Check each line of the listing for the word "invoice" and report the ones that have it.
----------------
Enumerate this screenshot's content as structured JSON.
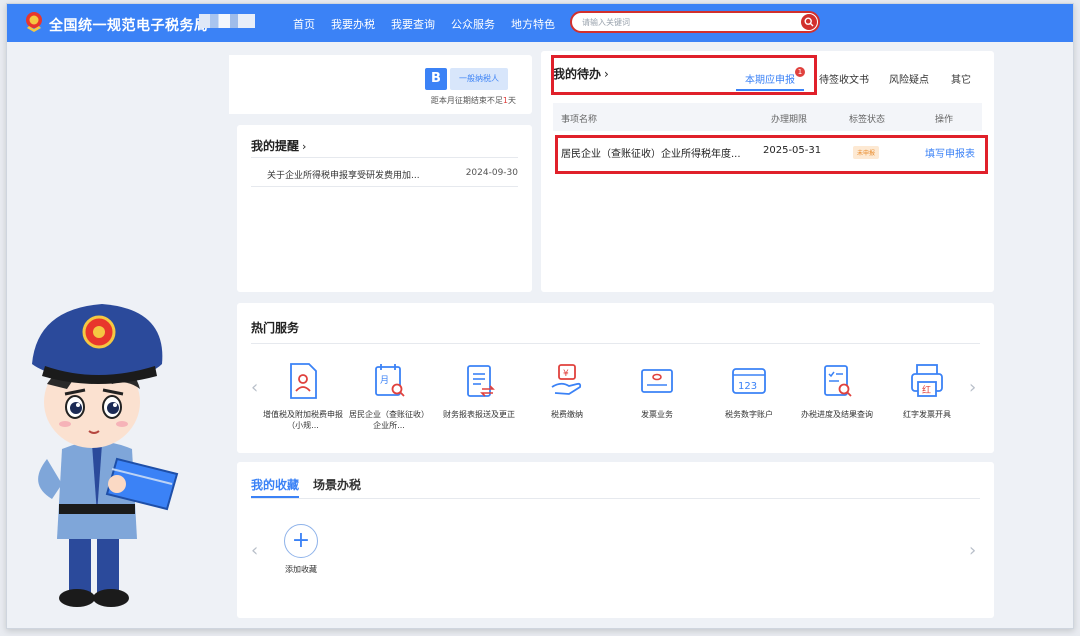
{
  "header": {
    "site_title": "全国统一规范电子税务局",
    "nav": [
      "首页",
      "我要办税",
      "我要查询",
      "公众服务",
      "地方特色"
    ],
    "search_placeholder": "请输入关键词"
  },
  "taxpayer": {
    "badge_letter": "B",
    "taxpayer_type": "一般纳税人",
    "deadline_prefix": "距本月征期结束不足",
    "deadline_days": "1",
    "deadline_unit": "天"
  },
  "reminders": {
    "title": "我的提醒",
    "items": [
      {
        "text": "关于企业所得税申报享受研发费用加...",
        "date": "2024-09-30"
      }
    ]
  },
  "todo": {
    "title": "我的待办",
    "tabs": [
      "本期应申报",
      "待签收文书",
      "风险疑点",
      "其它"
    ],
    "active_tab_count": "1",
    "columns": [
      "事项名称",
      "办理期限",
      "标签状态",
      "操作"
    ],
    "rows": [
      {
        "name": "居民企业（查账征收）企业所得税年度...",
        "deadline": "2025-05-31",
        "status": "未申报",
        "action": "填写申报表"
      }
    ]
  },
  "hot_services": {
    "title": "热门服务",
    "items": [
      {
        "label": "增值税及附加税费申报（小规...",
        "icon": "person-document-icon"
      },
      {
        "label": "居民企业（查账征收）企业所...",
        "icon": "calendar-search-icon"
      },
      {
        "label": "财务报表报送及更正",
        "icon": "report-exchange-icon"
      },
      {
        "label": "税费缴纳",
        "icon": "hand-payment-icon"
      },
      {
        "label": "发票业务",
        "icon": "invoice-icon"
      },
      {
        "label": "税务数字账户",
        "icon": "digital-account-icon"
      },
      {
        "label": "办税进度及结果查询",
        "icon": "progress-search-icon"
      },
      {
        "label": "红字发票开具",
        "icon": "red-invoice-printer-icon"
      }
    ]
  },
  "favorites": {
    "tabs": [
      "我的收藏",
      "场景办税"
    ],
    "add_label": "添加收藏"
  },
  "colors": {
    "primary": "#3b82f6",
    "highlight_red": "#e0202a",
    "search_red": "#d2302d"
  }
}
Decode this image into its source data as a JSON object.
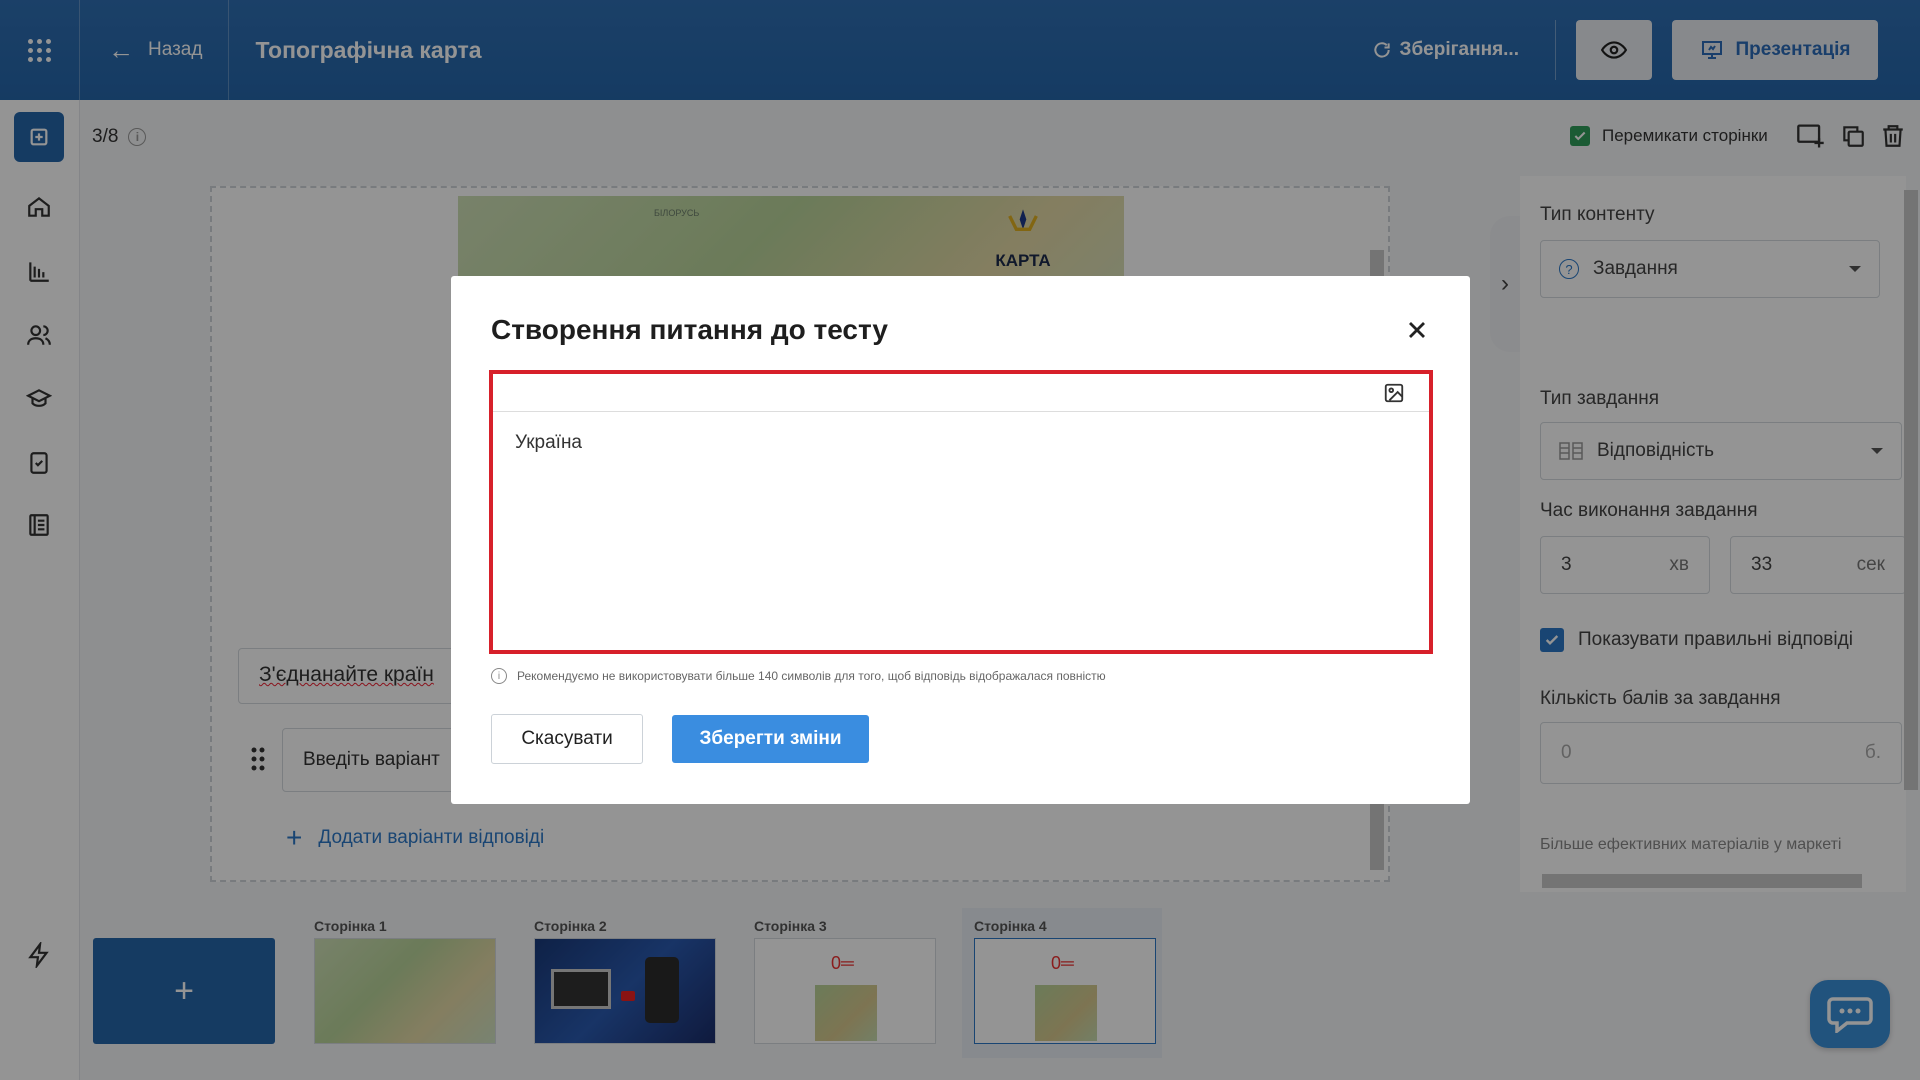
{
  "topbar": {
    "back_label": "Назад",
    "title": "Топографічна карта",
    "saving_label": "Зберігання...",
    "present_label": "Презентація"
  },
  "subbar": {
    "page_counter": "3/8",
    "switch_pages_label": "Перемикати сторінки"
  },
  "canvas": {
    "map_labels": [
      "БІЛОРУСЬ",
      "КАРТА"
    ],
    "question_text": "З'єднанайте країн",
    "option_placeholder": "Введіть варіант",
    "add_options_label": "Додати варіанти відповіді"
  },
  "right_panel": {
    "content_type_label": "Тип контенту",
    "content_type_value": "Завдання",
    "task_type_label": "Тип завдання",
    "task_type_value": "Відповідність",
    "time_label": "Час виконання завдання",
    "minutes_value": "3",
    "minutes_unit": "хв",
    "seconds_value": "33",
    "seconds_unit": "сек",
    "show_answers_label": "Показувати правильні відповіді",
    "score_label": "Кількість балів за завдання",
    "score_placeholder": "0",
    "score_unit": "б.",
    "more_materials": "Більше ефективних матеріалів у маркеті"
  },
  "pages": [
    {
      "label": "Сторінка 1",
      "kind": "map"
    },
    {
      "label": "Сторінка 2",
      "kind": "video"
    },
    {
      "label": "Сторінка 3",
      "kind": "task"
    },
    {
      "label": "Сторінка 4",
      "kind": "task",
      "active": true
    }
  ],
  "modal": {
    "title": "Створення питання до тесту",
    "editor_text": "Україна",
    "hint": "Рекомендуємо не використовувати більше 140 символів для того, щоб відповідь відображалася повністю",
    "cancel_label": "Скасувати",
    "save_label": "Зберегти зміни"
  },
  "colors": {
    "primary": "#2566aa",
    "accent_button": "#3a8de0",
    "highlight_border": "#d7202a",
    "check_green": "#2f9e5b"
  },
  "icons": [
    "apps-grid-icon",
    "arrow-left-icon",
    "refresh-icon",
    "eye-icon",
    "presentation-icon",
    "plus-square-icon",
    "home-icon",
    "chart-icon",
    "users-icon",
    "graduation-cap-icon",
    "checklist-icon",
    "book-icon",
    "lightning-icon",
    "info-icon",
    "add-page-icon",
    "copy-icon",
    "trash-icon",
    "chevron-right-icon",
    "question-circle-icon",
    "table-icon",
    "image-icon",
    "close-icon",
    "chat-icon"
  ]
}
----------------
● Your solution:
        "icon": "invoice-icon"
        "icon": "red-invoice-printer-icon"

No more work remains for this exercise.